(Given data Opens)
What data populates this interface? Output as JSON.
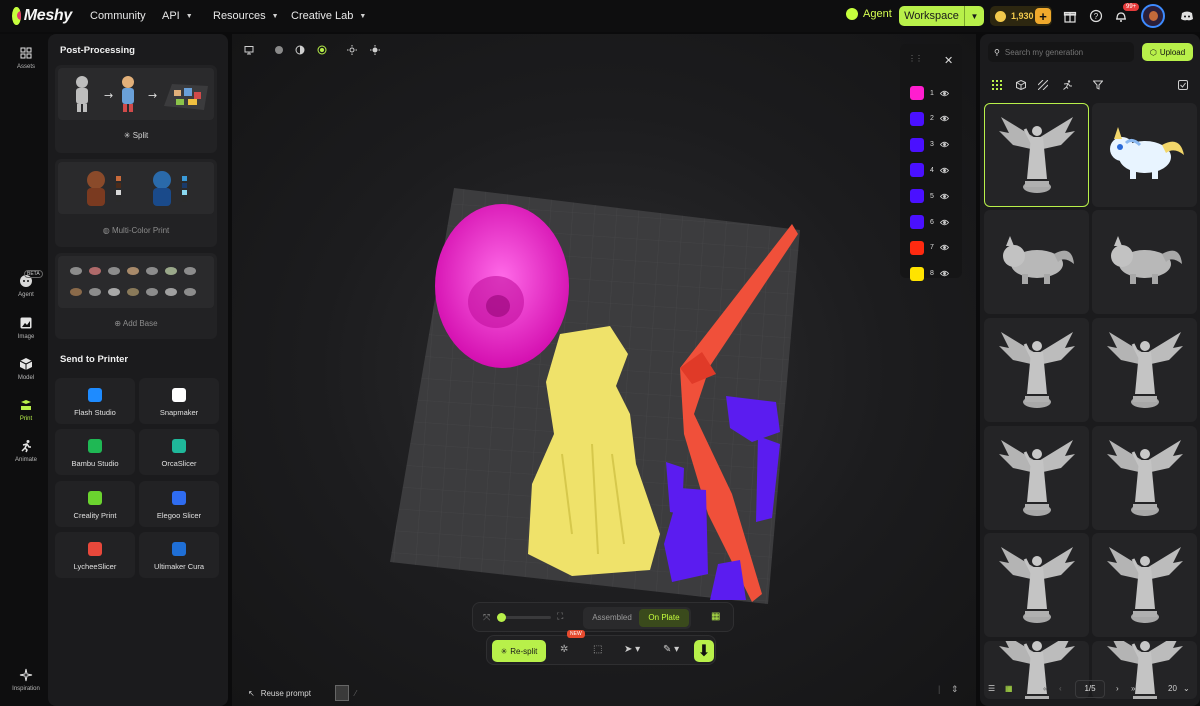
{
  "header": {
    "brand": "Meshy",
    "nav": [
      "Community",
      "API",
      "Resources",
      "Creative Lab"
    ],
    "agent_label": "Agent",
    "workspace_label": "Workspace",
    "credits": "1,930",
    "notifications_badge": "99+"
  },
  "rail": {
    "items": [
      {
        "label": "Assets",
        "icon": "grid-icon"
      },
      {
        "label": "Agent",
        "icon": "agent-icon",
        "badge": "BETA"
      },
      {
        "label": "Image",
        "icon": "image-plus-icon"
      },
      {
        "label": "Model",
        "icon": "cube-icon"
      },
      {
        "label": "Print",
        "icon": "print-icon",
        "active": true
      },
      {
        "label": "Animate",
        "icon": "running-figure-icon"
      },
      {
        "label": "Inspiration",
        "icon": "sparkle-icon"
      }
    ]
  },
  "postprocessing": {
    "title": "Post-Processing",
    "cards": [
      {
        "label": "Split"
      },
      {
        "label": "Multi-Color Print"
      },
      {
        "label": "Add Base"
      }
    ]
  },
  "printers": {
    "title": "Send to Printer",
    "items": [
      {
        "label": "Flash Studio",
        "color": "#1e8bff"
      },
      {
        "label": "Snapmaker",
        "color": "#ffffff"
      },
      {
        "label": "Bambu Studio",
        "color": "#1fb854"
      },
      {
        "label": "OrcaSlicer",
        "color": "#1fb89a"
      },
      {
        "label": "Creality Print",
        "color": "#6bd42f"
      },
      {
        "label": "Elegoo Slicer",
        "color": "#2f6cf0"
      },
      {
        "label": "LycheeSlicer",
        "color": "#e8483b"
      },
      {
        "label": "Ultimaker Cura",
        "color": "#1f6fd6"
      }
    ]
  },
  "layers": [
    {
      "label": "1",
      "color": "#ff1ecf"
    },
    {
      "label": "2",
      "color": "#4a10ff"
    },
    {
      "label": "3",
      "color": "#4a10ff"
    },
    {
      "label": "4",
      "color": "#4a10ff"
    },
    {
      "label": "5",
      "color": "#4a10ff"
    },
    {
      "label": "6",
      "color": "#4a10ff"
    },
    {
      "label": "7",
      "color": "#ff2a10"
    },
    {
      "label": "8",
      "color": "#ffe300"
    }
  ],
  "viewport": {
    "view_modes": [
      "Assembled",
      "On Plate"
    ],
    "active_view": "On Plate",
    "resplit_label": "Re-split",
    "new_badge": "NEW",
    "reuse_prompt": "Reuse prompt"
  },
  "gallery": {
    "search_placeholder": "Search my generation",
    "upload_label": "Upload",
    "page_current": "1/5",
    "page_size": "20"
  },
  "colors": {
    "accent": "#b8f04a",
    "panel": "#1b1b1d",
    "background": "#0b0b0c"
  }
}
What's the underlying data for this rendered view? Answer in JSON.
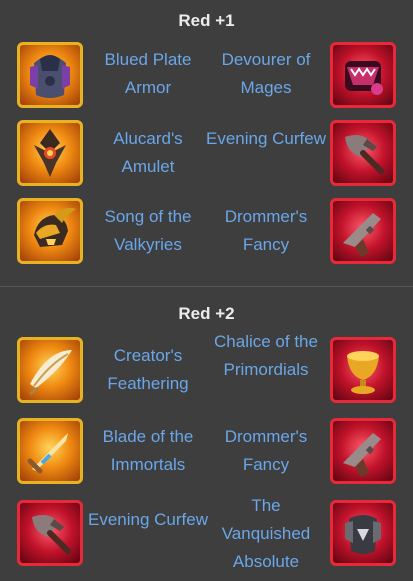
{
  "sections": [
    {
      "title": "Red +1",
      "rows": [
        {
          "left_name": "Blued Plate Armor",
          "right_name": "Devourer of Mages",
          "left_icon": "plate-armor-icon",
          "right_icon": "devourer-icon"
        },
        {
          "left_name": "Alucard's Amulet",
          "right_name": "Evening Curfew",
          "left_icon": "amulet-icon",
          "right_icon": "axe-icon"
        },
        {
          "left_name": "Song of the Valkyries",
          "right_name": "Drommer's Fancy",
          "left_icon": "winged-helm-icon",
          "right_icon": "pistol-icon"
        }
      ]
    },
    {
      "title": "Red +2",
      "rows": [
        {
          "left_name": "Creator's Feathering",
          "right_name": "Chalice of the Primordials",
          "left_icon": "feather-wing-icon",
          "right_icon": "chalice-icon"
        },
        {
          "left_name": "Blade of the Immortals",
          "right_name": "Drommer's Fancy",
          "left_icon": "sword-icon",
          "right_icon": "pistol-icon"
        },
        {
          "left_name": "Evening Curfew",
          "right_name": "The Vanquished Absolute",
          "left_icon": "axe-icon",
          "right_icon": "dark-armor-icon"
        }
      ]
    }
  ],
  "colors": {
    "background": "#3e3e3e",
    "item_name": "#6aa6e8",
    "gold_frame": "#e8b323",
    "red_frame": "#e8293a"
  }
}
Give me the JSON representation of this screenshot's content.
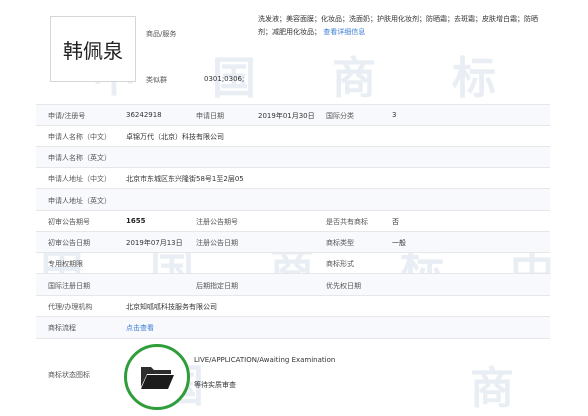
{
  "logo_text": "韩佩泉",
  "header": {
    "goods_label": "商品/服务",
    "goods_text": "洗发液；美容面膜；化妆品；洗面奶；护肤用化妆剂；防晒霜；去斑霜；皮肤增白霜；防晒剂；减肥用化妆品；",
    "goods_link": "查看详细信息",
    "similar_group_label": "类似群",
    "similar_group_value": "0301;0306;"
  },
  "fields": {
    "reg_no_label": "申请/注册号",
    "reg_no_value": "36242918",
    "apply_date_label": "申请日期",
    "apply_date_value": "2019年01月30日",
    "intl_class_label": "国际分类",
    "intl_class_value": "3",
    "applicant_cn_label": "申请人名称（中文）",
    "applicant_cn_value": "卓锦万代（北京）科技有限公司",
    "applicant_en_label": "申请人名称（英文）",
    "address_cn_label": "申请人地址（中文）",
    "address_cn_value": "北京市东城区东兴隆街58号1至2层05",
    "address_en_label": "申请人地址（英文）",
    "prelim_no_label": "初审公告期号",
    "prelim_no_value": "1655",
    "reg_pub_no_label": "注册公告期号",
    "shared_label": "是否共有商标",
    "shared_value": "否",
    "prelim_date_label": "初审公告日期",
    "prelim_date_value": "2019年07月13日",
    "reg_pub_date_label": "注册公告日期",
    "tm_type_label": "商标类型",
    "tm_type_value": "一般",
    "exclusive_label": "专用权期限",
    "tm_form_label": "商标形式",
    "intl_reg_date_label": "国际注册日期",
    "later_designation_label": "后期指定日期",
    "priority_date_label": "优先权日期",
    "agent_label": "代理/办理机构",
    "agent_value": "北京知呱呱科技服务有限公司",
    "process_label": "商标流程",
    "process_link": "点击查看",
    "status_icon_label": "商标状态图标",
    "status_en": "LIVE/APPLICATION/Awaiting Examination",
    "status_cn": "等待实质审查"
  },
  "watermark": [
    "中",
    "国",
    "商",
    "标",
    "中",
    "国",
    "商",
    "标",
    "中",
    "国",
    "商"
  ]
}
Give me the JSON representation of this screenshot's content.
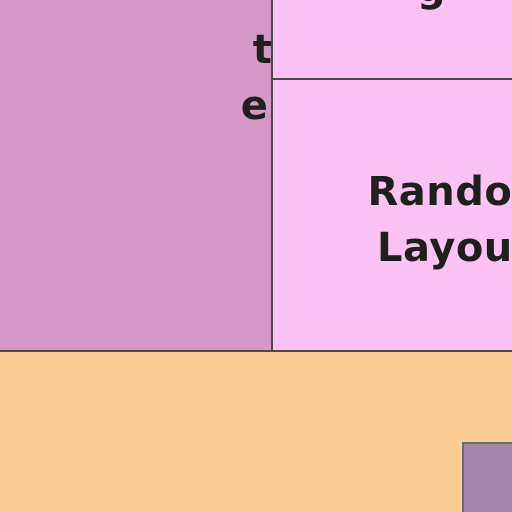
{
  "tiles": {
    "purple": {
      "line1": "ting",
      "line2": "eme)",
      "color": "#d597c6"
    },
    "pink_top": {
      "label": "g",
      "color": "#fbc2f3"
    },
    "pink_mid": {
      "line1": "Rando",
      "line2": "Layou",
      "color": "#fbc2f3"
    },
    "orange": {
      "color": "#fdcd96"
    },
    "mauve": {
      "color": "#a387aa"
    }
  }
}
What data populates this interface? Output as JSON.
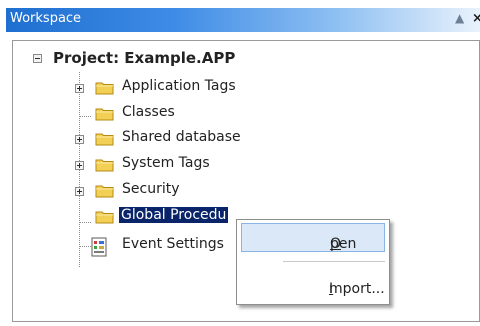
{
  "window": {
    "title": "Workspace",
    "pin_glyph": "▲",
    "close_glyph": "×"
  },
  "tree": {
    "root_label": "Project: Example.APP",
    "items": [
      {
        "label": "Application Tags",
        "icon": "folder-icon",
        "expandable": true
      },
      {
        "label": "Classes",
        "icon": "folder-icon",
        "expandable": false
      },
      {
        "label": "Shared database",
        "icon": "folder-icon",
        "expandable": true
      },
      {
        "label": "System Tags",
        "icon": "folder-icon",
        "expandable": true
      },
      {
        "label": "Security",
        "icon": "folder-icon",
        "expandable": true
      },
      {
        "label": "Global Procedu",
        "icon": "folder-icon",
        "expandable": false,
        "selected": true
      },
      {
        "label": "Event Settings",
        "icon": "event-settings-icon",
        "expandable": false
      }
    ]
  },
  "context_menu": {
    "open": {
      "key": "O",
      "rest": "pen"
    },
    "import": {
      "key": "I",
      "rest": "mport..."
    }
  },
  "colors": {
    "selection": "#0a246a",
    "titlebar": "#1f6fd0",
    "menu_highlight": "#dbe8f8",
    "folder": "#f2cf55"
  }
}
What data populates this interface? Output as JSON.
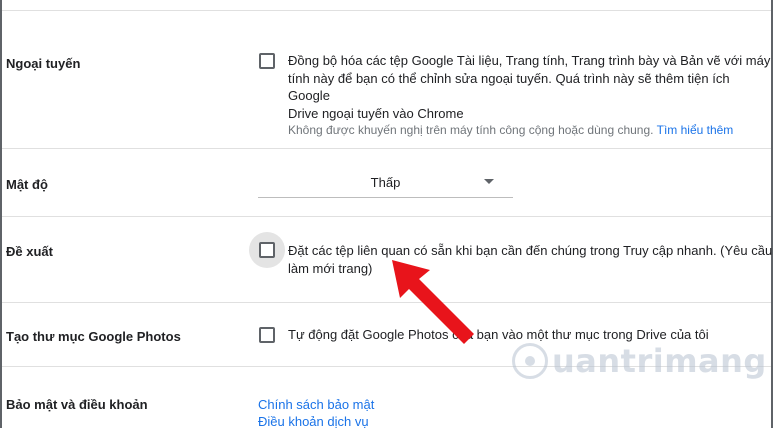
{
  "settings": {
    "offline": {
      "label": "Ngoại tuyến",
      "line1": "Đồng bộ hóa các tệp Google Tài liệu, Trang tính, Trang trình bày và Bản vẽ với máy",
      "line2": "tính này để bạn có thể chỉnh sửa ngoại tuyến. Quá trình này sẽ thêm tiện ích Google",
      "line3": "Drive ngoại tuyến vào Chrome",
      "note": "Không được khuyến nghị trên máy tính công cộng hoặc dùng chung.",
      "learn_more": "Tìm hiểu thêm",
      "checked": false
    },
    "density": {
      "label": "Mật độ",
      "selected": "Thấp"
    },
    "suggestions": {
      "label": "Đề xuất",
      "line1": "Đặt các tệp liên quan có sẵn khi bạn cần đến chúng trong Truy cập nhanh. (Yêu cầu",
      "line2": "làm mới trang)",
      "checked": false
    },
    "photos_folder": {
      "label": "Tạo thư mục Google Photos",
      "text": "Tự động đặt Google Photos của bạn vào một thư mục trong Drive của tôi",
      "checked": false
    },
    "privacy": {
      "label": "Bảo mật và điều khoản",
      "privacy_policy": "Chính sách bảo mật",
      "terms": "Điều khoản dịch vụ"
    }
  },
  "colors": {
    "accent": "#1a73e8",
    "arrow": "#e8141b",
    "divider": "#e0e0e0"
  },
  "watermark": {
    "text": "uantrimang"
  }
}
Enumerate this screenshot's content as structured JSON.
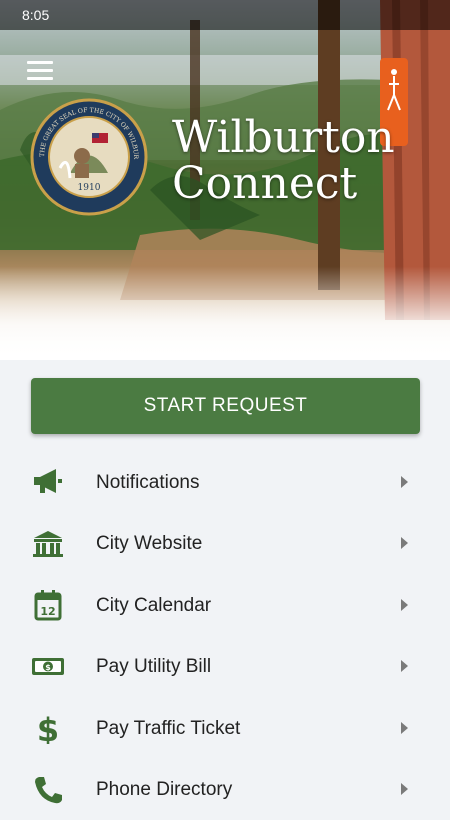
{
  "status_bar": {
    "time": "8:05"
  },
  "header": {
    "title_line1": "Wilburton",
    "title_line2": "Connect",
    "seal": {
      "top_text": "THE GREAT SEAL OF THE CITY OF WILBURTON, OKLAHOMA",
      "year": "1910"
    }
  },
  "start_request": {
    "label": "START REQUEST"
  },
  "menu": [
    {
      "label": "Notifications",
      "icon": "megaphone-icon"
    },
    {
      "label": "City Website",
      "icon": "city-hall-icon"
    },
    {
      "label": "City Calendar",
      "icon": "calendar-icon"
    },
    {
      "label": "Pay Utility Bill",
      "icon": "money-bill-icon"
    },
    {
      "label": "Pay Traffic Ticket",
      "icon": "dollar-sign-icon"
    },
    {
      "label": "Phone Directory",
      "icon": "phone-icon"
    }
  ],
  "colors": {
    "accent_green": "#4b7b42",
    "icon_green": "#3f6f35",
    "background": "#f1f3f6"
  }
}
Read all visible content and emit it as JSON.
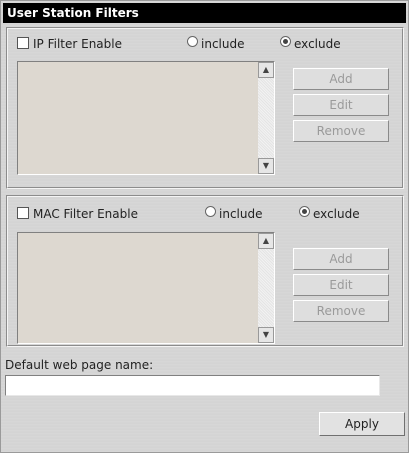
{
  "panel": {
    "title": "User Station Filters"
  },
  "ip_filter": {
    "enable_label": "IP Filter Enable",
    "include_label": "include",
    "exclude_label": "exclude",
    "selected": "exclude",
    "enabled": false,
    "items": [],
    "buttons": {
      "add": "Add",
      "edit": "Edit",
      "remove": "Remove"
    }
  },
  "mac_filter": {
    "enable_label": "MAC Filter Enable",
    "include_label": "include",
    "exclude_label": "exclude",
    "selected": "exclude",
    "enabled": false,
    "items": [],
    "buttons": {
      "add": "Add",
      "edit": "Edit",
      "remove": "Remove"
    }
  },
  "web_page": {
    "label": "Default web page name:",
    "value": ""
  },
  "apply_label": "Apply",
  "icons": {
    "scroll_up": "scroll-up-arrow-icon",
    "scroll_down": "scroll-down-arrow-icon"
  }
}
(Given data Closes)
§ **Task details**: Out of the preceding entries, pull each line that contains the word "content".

§ **Completed exercise**:
Give me the JSON representation of this screenshot's content.
Give me the JSON representation of this screenshot's content.
Enumerate this screenshot's content as structured JSON.
Read all visible content and emit it as JSON.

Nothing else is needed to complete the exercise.